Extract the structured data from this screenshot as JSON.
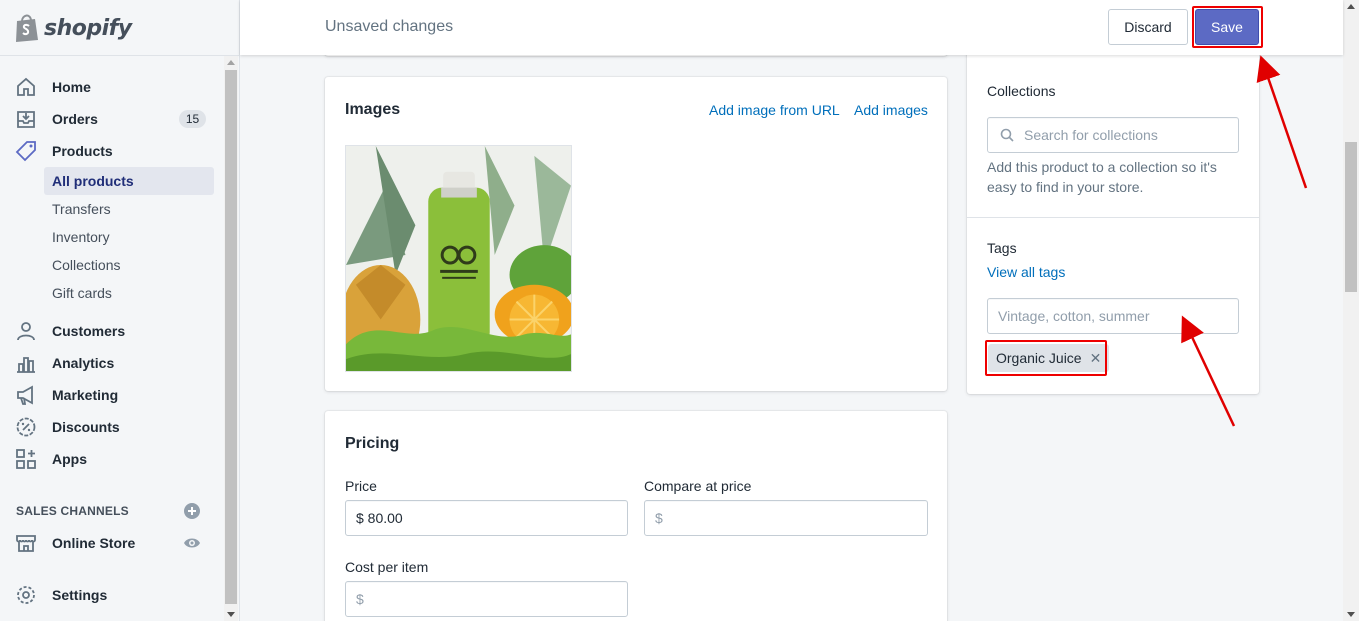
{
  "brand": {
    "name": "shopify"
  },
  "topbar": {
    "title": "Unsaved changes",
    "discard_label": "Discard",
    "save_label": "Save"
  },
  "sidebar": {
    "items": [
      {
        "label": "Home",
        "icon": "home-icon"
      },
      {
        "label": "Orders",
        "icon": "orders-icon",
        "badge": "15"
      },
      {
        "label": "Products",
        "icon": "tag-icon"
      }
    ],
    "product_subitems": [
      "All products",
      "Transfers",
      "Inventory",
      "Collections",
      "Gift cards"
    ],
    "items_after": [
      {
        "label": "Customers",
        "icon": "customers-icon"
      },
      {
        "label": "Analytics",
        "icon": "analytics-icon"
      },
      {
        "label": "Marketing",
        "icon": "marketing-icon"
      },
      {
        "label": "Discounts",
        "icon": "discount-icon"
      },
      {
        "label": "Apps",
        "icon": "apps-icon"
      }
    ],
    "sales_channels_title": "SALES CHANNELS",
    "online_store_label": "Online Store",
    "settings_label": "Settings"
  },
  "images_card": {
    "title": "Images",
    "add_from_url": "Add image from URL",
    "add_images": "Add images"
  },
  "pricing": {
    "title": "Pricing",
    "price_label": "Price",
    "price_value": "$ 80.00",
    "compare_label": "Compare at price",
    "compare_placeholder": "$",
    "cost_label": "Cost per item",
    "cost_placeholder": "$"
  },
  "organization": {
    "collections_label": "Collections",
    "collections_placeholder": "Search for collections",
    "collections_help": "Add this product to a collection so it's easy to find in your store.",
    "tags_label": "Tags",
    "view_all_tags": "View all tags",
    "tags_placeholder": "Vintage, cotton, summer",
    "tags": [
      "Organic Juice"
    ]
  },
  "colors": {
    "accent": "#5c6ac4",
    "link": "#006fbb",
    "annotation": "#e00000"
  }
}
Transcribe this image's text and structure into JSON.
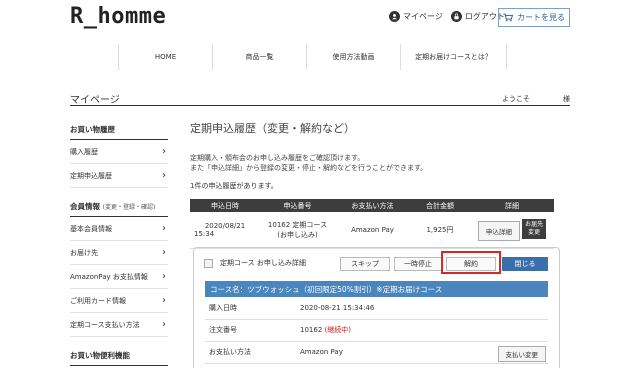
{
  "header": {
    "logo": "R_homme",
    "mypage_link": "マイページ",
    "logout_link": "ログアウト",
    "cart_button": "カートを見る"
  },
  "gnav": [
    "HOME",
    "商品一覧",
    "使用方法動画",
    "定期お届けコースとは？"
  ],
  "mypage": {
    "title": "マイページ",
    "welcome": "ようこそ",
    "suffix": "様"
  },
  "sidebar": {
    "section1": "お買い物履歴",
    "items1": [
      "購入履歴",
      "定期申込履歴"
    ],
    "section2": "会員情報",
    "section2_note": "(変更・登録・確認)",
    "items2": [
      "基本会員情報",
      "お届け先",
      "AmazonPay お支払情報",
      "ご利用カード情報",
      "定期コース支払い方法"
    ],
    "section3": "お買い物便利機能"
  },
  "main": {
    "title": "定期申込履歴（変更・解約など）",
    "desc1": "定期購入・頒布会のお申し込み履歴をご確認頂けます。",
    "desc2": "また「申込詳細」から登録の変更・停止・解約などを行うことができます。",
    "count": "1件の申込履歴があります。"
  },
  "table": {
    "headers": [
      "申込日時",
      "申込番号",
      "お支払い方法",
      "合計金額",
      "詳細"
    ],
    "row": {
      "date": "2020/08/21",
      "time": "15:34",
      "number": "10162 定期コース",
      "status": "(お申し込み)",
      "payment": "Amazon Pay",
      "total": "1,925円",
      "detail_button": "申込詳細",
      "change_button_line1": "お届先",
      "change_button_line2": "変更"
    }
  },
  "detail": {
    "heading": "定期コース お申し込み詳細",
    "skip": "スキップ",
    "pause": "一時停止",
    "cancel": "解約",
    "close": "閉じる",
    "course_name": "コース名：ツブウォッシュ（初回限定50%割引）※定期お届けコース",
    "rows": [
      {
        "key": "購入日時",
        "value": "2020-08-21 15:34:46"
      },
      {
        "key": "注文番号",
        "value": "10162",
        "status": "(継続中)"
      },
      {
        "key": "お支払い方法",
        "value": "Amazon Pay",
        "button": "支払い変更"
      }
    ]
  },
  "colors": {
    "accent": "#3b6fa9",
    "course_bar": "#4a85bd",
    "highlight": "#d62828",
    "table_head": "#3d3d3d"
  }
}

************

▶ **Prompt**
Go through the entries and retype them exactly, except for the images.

▶ **Exercise response**
Extract the structured data from this screenshot as JSON.
{
  "brand": {
    "name": "shopify"
  },
  "topbar": {
    "title": "Unsaved changes",
    "discard_label": "Discard",
    "save_label": "Save"
  },
  "sidebar": {
    "items": [
      {
        "label": "Home",
        "icon": "home-icon"
      },
      {
        "label": "Orders",
        "icon": "orders-icon",
        "badge": "15"
      },
      {
        "label": "Products",
        "icon": "tag-icon"
      }
    ],
    "product_subitems": [
      "All products",
      "Transfers",
      "Inventory",
      "Collections",
      "Gift cards"
    ],
    "items_after": [
      {
        "label": "Customers",
        "icon": "customers-icon"
      },
      {
        "label": "Analytics",
        "icon": "analytics-icon"
      },
      {
        "label": "Marketing",
        "icon": "marketing-icon"
      },
      {
        "label": "Discounts",
        "icon": "discount-icon"
      },
      {
        "label": "Apps",
        "icon": "apps-icon"
      }
    ],
    "sales_channels_title": "SALES CHANNELS",
    "online_store_label": "Online Store",
    "settings_label": "Settings"
  },
  "images_card": {
    "title": "Images",
    "add_from_url": "Add image from URL",
    "add_images": "Add images"
  },
  "pricing": {
    "title": "Pricing",
    "price_label": "Price",
    "price_value": "$ 80.00",
    "compare_label": "Compare at price",
    "compare_placeholder": "$",
    "cost_label": "Cost per item",
    "cost_placeholder": "$"
  },
  "organization": {
    "collections_label": "Collections",
    "collections_placeholder": "Search for collections",
    "collections_help": "Add this product to a collection so it's easy to find in your store.",
    "tags_label": "Tags",
    "view_all_tags": "View all tags",
    "tags_placeholder": "Vintage, cotton, summer",
    "tags": [
      "Organic Juice"
    ]
  },
  "colors": {
    "accent": "#5c6ac4",
    "link": "#006fbb",
    "annotation": "#e00000"
  }
}
Transcribe this image's text and structure into JSON.
{
  "header": {
    "logo": "R_homme",
    "mypage_link": "マイページ",
    "logout_link": "ログアウト",
    "cart_button": "カートを見る"
  },
  "gnav": [
    "HOME",
    "商品一覧",
    "使用方法動画",
    "定期お届けコースとは？"
  ],
  "mypage": {
    "title": "マイページ",
    "welcome": "ようこそ",
    "suffix": "様"
  },
  "sidebar": {
    "section1": "お買い物履歴",
    "items1": [
      "購入履歴",
      "定期申込履歴"
    ],
    "section2": "会員情報",
    "section2_note": "(変更・登録・確認)",
    "items2": [
      "基本会員情報",
      "お届け先",
      "AmazonPay お支払情報",
      "ご利用カード情報",
      "定期コース支払い方法"
    ],
    "section3": "お買い物便利機能"
  },
  "main": {
    "title": "定期申込履歴（変更・解約など）",
    "desc1": "定期購入・頒布会のお申し込み履歴をご確認頂けます。",
    "desc2": "また「申込詳細」から登録の変更・停止・解約などを行うことができます。",
    "count": "1件の申込履歴があります。"
  },
  "table": {
    "headers": [
      "申込日時",
      "申込番号",
      "お支払い方法",
      "合計金額",
      "詳細"
    ],
    "row": {
      "date": "2020/08/21",
      "time": "15:34",
      "number": "10162 定期コース",
      "status": "(お申し込み)",
      "payment": "Amazon Pay",
      "total": "1,925円",
      "detail_button": "申込詳細",
      "change_button_line1": "お届先",
      "change_button_line2": "変更"
    }
  },
  "detail": {
    "heading": "定期コース お申し込み詳細",
    "skip": "スキップ",
    "pause": "一時停止",
    "cancel": "解約",
    "close": "閉じる",
    "course_name": "コース名：ツブウォッシュ（初回限定50%割引）※定期お届けコース",
    "rows": [
      {
        "key": "購入日時",
        "value": "2020-08-21 15:34:46"
      },
      {
        "key": "注文番号",
        "value": "10162",
        "status": "(継続中)"
      },
      {
        "key": "お支払い方法",
        "value": "Amazon Pay",
        "button": "支払い変更"
      }
    ]
  },
  "colors": {
    "accent": "#3b6fa9",
    "course_bar": "#4a85bd",
    "highlight": "#d62828",
    "table_head": "#3d3d3d"
  }
}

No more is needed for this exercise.